Napoleon Bonaparte (1769)
It was on this date, August 15, 1769, that Napoleone Buonaparte, later to become the French military leader Napoleon Bonaparte, was born in Ajaccio on the Mediterranean island of Corsica, now part of Italy. He entered a Parisian military academy and rose quickly to become one of the greatest military commanders in history. His studies, says the Catholic Encyclopedia, "left him attached to a sort of Deism, an admirer of the personality of Christ, a stranger to all religious practices, and breathing defiance against 'sacerdotalism' and 'theocracy'."
Though criticized by many as a conqueror, Napoleon said that he was a liberator of feudal Europe, and that he united peoples under liberal governments. Napoleon concentrated power in his own hands, but also granted to his conquered nations such novelties as constitutions, law codes, efficient governments and universal education, while promoting science, literature and the arts.

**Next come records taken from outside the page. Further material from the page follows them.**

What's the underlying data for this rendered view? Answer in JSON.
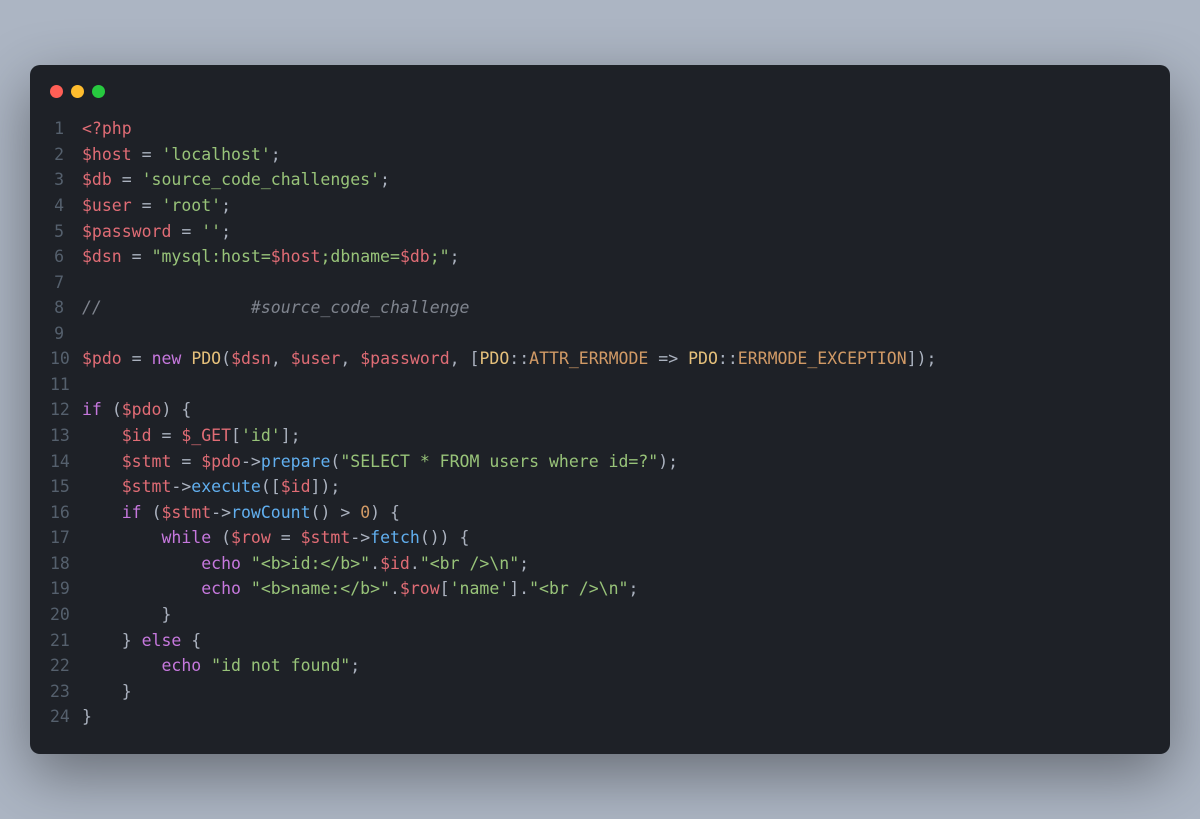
{
  "window": {
    "dots": [
      "red",
      "yellow",
      "green"
    ]
  },
  "code": {
    "lines": [
      {
        "n": "1",
        "tokens": [
          [
            "t-tag",
            "<?php"
          ]
        ]
      },
      {
        "n": "2",
        "tokens": [
          [
            "t-var",
            "$host"
          ],
          [
            "t-op",
            " = "
          ],
          [
            "t-str",
            "'localhost'"
          ],
          [
            "t-punc",
            ";"
          ]
        ]
      },
      {
        "n": "3",
        "tokens": [
          [
            "t-var",
            "$db"
          ],
          [
            "t-op",
            " = "
          ],
          [
            "t-str",
            "'source_code_challenges'"
          ],
          [
            "t-punc",
            ";"
          ]
        ]
      },
      {
        "n": "4",
        "tokens": [
          [
            "t-var",
            "$user"
          ],
          [
            "t-op",
            " = "
          ],
          [
            "t-str",
            "'root'"
          ],
          [
            "t-punc",
            ";"
          ]
        ]
      },
      {
        "n": "5",
        "tokens": [
          [
            "t-var",
            "$password"
          ],
          [
            "t-op",
            " = "
          ],
          [
            "t-str",
            "''"
          ],
          [
            "t-punc",
            ";"
          ]
        ]
      },
      {
        "n": "6",
        "tokens": [
          [
            "t-var",
            "$dsn"
          ],
          [
            "t-op",
            " = "
          ],
          [
            "t-str",
            "\"mysql:host="
          ],
          [
            "t-str-var",
            "$host"
          ],
          [
            "t-str",
            ";dbname="
          ],
          [
            "t-str-var",
            "$db"
          ],
          [
            "t-str",
            ";\""
          ],
          [
            "t-punc",
            ";"
          ]
        ]
      },
      {
        "n": "7",
        "tokens": []
      },
      {
        "n": "8",
        "tokens": [
          [
            "t-comment",
            "//               "
          ],
          [
            "t-comment",
            "#source_code_challenge"
          ]
        ]
      },
      {
        "n": "9",
        "tokens": []
      },
      {
        "n": "10",
        "tokens": [
          [
            "t-var",
            "$pdo"
          ],
          [
            "t-op",
            " = "
          ],
          [
            "t-kw",
            "new"
          ],
          [
            "t-default",
            " "
          ],
          [
            "t-class",
            "PDO"
          ],
          [
            "t-punc",
            "("
          ],
          [
            "t-var",
            "$dsn"
          ],
          [
            "t-punc",
            ", "
          ],
          [
            "t-var",
            "$user"
          ],
          [
            "t-punc",
            ", "
          ],
          [
            "t-var",
            "$password"
          ],
          [
            "t-punc",
            ", ["
          ],
          [
            "t-class",
            "PDO"
          ],
          [
            "t-punc",
            "::"
          ],
          [
            "t-const",
            "ATTR_ERRMODE"
          ],
          [
            "t-op",
            " => "
          ],
          [
            "t-class",
            "PDO"
          ],
          [
            "t-punc",
            "::"
          ],
          [
            "t-const",
            "ERRMODE_EXCEPTION"
          ],
          [
            "t-punc",
            "]);"
          ]
        ]
      },
      {
        "n": "11",
        "tokens": []
      },
      {
        "n": "12",
        "tokens": [
          [
            "t-kw",
            "if"
          ],
          [
            "t-default",
            " "
          ],
          [
            "t-punc",
            "("
          ],
          [
            "t-var",
            "$pdo"
          ],
          [
            "t-punc",
            ") {"
          ]
        ]
      },
      {
        "n": "13",
        "tokens": [
          [
            "t-default",
            "    "
          ],
          [
            "t-var",
            "$id"
          ],
          [
            "t-op",
            " = "
          ],
          [
            "t-var",
            "$_GET"
          ],
          [
            "t-punc",
            "["
          ],
          [
            "t-str",
            "'id'"
          ],
          [
            "t-punc",
            "];"
          ]
        ]
      },
      {
        "n": "14",
        "tokens": [
          [
            "t-default",
            "    "
          ],
          [
            "t-var",
            "$stmt"
          ],
          [
            "t-op",
            " = "
          ],
          [
            "t-var",
            "$pdo"
          ],
          [
            "t-punc",
            "->"
          ],
          [
            "t-func",
            "prepare"
          ],
          [
            "t-punc",
            "("
          ],
          [
            "t-str",
            "\"SELECT * FROM users where id=?\""
          ],
          [
            "t-punc",
            ");"
          ]
        ]
      },
      {
        "n": "15",
        "tokens": [
          [
            "t-default",
            "    "
          ],
          [
            "t-var",
            "$stmt"
          ],
          [
            "t-punc",
            "->"
          ],
          [
            "t-func",
            "execute"
          ],
          [
            "t-punc",
            "(["
          ],
          [
            "t-var",
            "$id"
          ],
          [
            "t-punc",
            "]);"
          ]
        ]
      },
      {
        "n": "16",
        "tokens": [
          [
            "t-default",
            "    "
          ],
          [
            "t-kw",
            "if"
          ],
          [
            "t-default",
            " "
          ],
          [
            "t-punc",
            "("
          ],
          [
            "t-var",
            "$stmt"
          ],
          [
            "t-punc",
            "->"
          ],
          [
            "t-func",
            "rowCount"
          ],
          [
            "t-punc",
            "() "
          ],
          [
            "t-op",
            ">"
          ],
          [
            "t-default",
            " "
          ],
          [
            "t-num",
            "0"
          ],
          [
            "t-punc",
            ") {"
          ]
        ]
      },
      {
        "n": "17",
        "tokens": [
          [
            "t-default",
            "        "
          ],
          [
            "t-kw",
            "while"
          ],
          [
            "t-default",
            " "
          ],
          [
            "t-punc",
            "("
          ],
          [
            "t-var",
            "$row"
          ],
          [
            "t-op",
            " = "
          ],
          [
            "t-var",
            "$stmt"
          ],
          [
            "t-punc",
            "->"
          ],
          [
            "t-func",
            "fetch"
          ],
          [
            "t-punc",
            "()) {"
          ]
        ]
      },
      {
        "n": "18",
        "tokens": [
          [
            "t-default",
            "            "
          ],
          [
            "t-kw",
            "echo"
          ],
          [
            "t-default",
            " "
          ],
          [
            "t-str",
            "\"<b>id:</b>\""
          ],
          [
            "t-punc",
            "."
          ],
          [
            "t-var",
            "$id"
          ],
          [
            "t-punc",
            "."
          ],
          [
            "t-str",
            "\"<br />\\n\""
          ],
          [
            "t-punc",
            ";"
          ]
        ]
      },
      {
        "n": "19",
        "tokens": [
          [
            "t-default",
            "            "
          ],
          [
            "t-kw",
            "echo"
          ],
          [
            "t-default",
            " "
          ],
          [
            "t-str",
            "\"<b>name:</b>\""
          ],
          [
            "t-punc",
            "."
          ],
          [
            "t-var",
            "$row"
          ],
          [
            "t-punc",
            "["
          ],
          [
            "t-str",
            "'name'"
          ],
          [
            "t-punc",
            "]."
          ],
          [
            "t-str",
            "\"<br />\\n\""
          ],
          [
            "t-punc",
            ";"
          ]
        ]
      },
      {
        "n": "20",
        "tokens": [
          [
            "t-default",
            "        "
          ],
          [
            "t-punc",
            "}"
          ]
        ]
      },
      {
        "n": "21",
        "tokens": [
          [
            "t-default",
            "    "
          ],
          [
            "t-punc",
            "} "
          ],
          [
            "t-kw",
            "else"
          ],
          [
            "t-punc",
            " {"
          ]
        ]
      },
      {
        "n": "22",
        "tokens": [
          [
            "t-default",
            "        "
          ],
          [
            "t-kw",
            "echo"
          ],
          [
            "t-default",
            " "
          ],
          [
            "t-str",
            "\"id not found\""
          ],
          [
            "t-punc",
            ";"
          ]
        ]
      },
      {
        "n": "23",
        "tokens": [
          [
            "t-default",
            "    "
          ],
          [
            "t-punc",
            "}"
          ]
        ]
      },
      {
        "n": "24",
        "tokens": [
          [
            "t-punc",
            "}"
          ]
        ]
      }
    ]
  }
}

Although he was contemptuous toward the Papacy (and the Jesuits), Napoleon was far from anti-Catholic. Indeed, he saw the Roman Church as an excellent prop to his political power and always spoke publicly as an orthodox Catholic. The Catholic Encyclopedia says, "Napoleon was not an unbeliever; but he would not admit that anyone was above himself, not even the pope." That he demonstrated at his 1804 coronation, when he wrested the crown from the hands of Pope Pius VII and placed it on his own head. Five years later, when Napoleon's army had seized Italy, the Pope excommunicated him rather than submitting. "In these enlightened days," smirked the Emperor in response, "none but children and nursemaids are afraid of curses."
Napoleon's restoration of the Catholic Church in post-Revolutionary France was an act of political expediency that helped him as much as it helped the Church. "Religion is excellent stuff for keeping common people quiet," he once said. When the Emperor was finally defeated and sentenced to his second exile, on the desolate island of St. Helena, under watchful eyes, his conversations were recorded by Lord Rosebery. Napoleon in exile and out of power was far more candid about the purely political and utilitarian character of his profession of religion.
From an impartial study based on conversations at St. Helena, where Napoleon spent his last six years, Rosebery concludes that the exiled Emperor was more skeptical in his later years, perhaps because he had more time for reflection: Napoleon did not believe in the divinity of Christ, or in a future life, and doubted the spirituality of the mind. Instead he believed, "All religions have been made by men."**
When Charles François Dupuis, author of The Origin of all Religious Worship, reproached Napoleon for reinstating Catholicism in France, Napoleon said that "as for himself, he did not believe that such a person as Jesus Christ ever existed; but as the people were inclined to superstition, he thought [it] proper not to oppose them."†
Three weeks before his death, Napoleon was reported to have said, "I am neither an atheist nor a rationalist; I believe in God and am of the religion of my father. I was born a Catholic and will fulfill all the duties of that church."‡ Although the Catholic Encyclopedia gleefully reports that Napoleon asked for clerical ministration at the end, what the venerable Catholic apologists do not report is the excuse Napoleon gave for calling on a priest as he lay dying. It was, as Napoleon said, because "there is so much that one does not know." From the Catholic point of view, this rationale is agnostic.
* Napoleon: The Last Phase, by Lord [Archibald Philip Primrose] Rosebery, London: Arthur L. Humphreys 1900.
** Napoleon to Gaspard Gourgaud at St. Helena, 28 January 1817.
† Theophilanthropist, by Charles François Dupuis, New York, 1810 (author's paraphrase).
‡ Napoleon on St. Helena, 18 April 1821 (quoted in George Seldes, The Great Quotations, 1960.).
Originally published August 2003 by Ronald Bruce Meyer.
“When a religion is good,” wrote Franklin, “I conceive it will support itself; and when ... its professors are obliged to call for help of the civil power, 'tis a sign, I apprehend, of its being a bad one.”